The Essential Theatre:
Of all the arts, theatre has perhaps the greatest potential as a humanizing force, for at its best it asks us to enter imaginatively into the lives of others. To know (emotionally, imaginatively, and intellectually) what it means to be human in the broadest sense ought to be one of the primary goals of both education and life; and for reaching this goal, no approach has greater potential than theatre, since humanity is its subject and human beings its primary medium. (1)
I chose a theatrical format to guide my students on this journey into the exploration of the “blues impulse”—its roots and its fruits—as it was manifested in the lives of some ordinary yet extraordinary African American musicians, because as teacher and director, I have seen time and time again the power of theatre to cultivate empathy, collaboration, self realization, self-esteem and love. The experiential nature of theatre sharpens cognitive skills as well.

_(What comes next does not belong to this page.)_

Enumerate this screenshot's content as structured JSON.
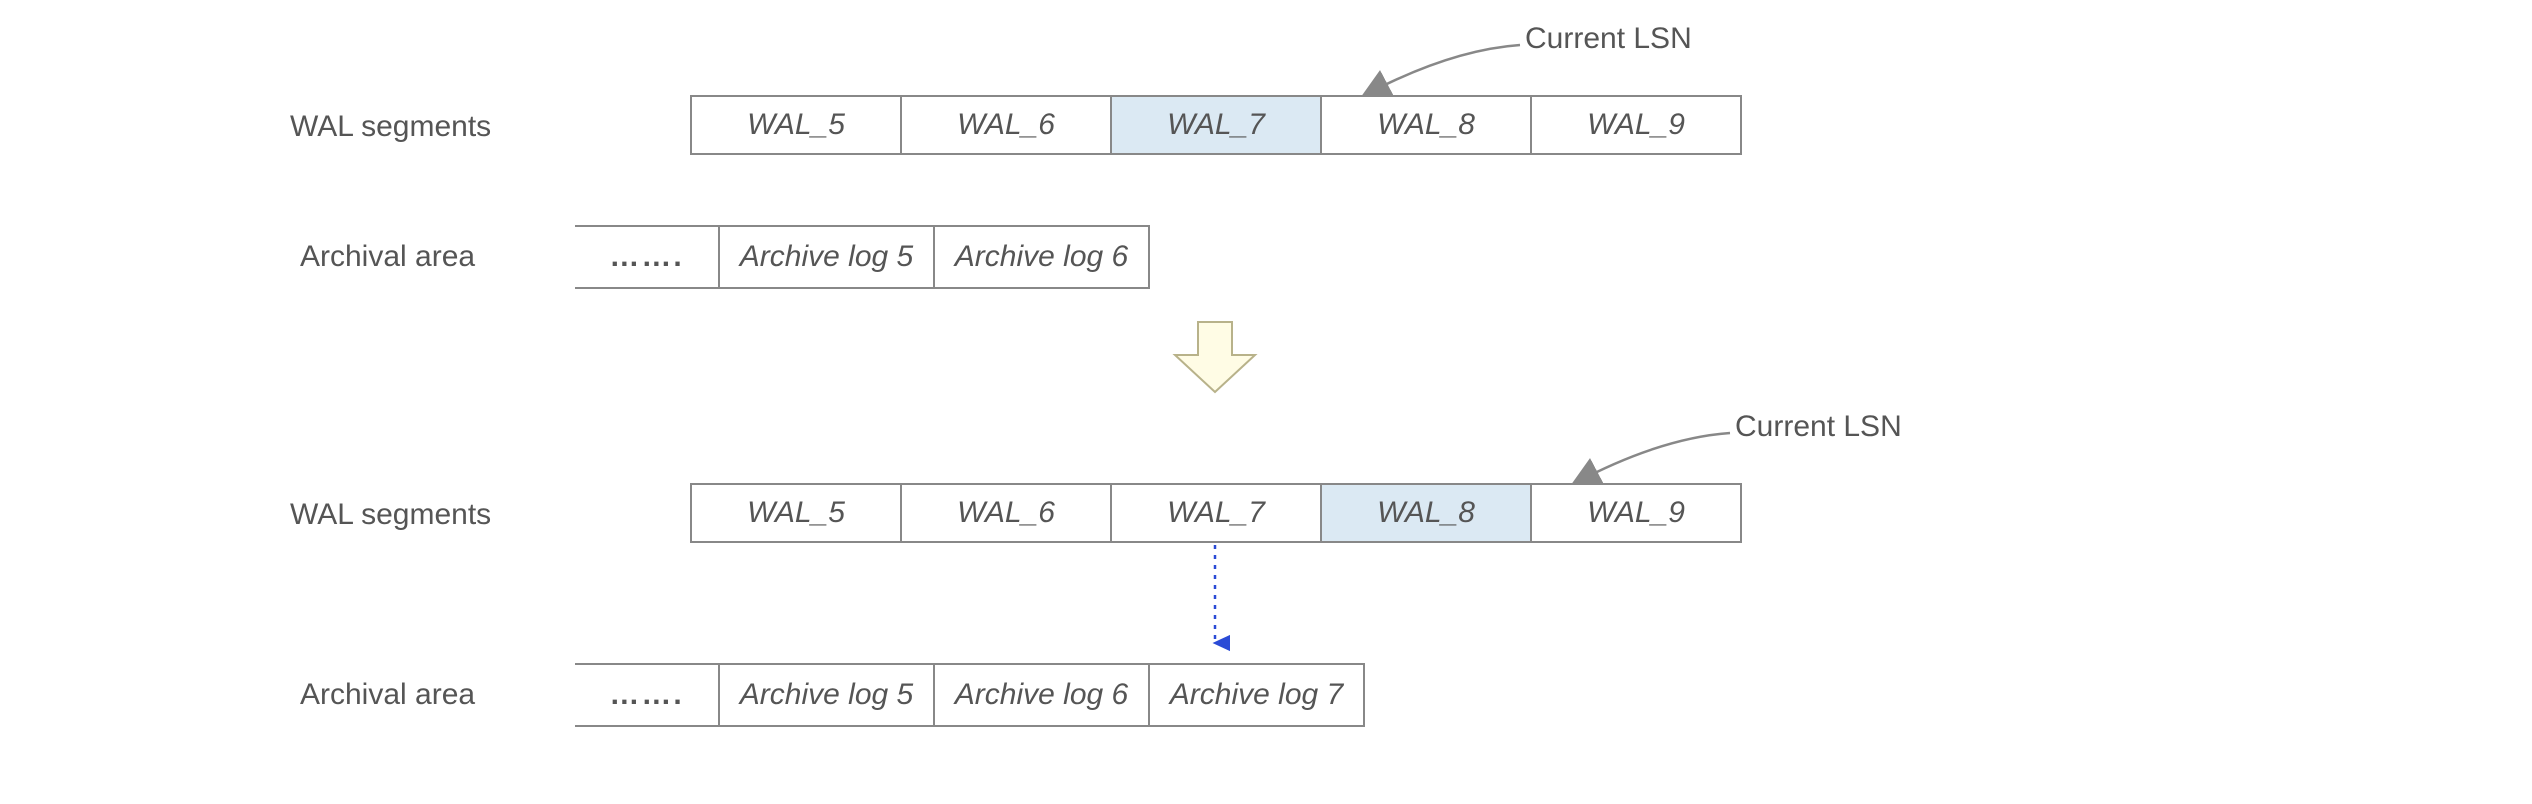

My curriculum unit is performance ready and hopefully user friendly. It covers a chronological history of the blues up to and including a brief mention of jazz. The musicians discussed are Mahalia Jackson, Bessie Smith, Billie Holiday and Ella Fitzgerald. The format is roughly comprised of narration and monologues, with musical and visual enhancement. Slides and tapes will be made available at the institute office for use during rehearsals and performances. Although I have laid out a specific form and direction for this presentation, you should feel free to sweeten it with the creative juices of your own unique collaborative efforts.
In the interest of artistic and pragmatic considerations, the material is not presented in great depth or at great length; however, I will augment the individual and collective learning experience with pre-show and post-show activities/assignments, the bibliography and discography which accompany the performance piece.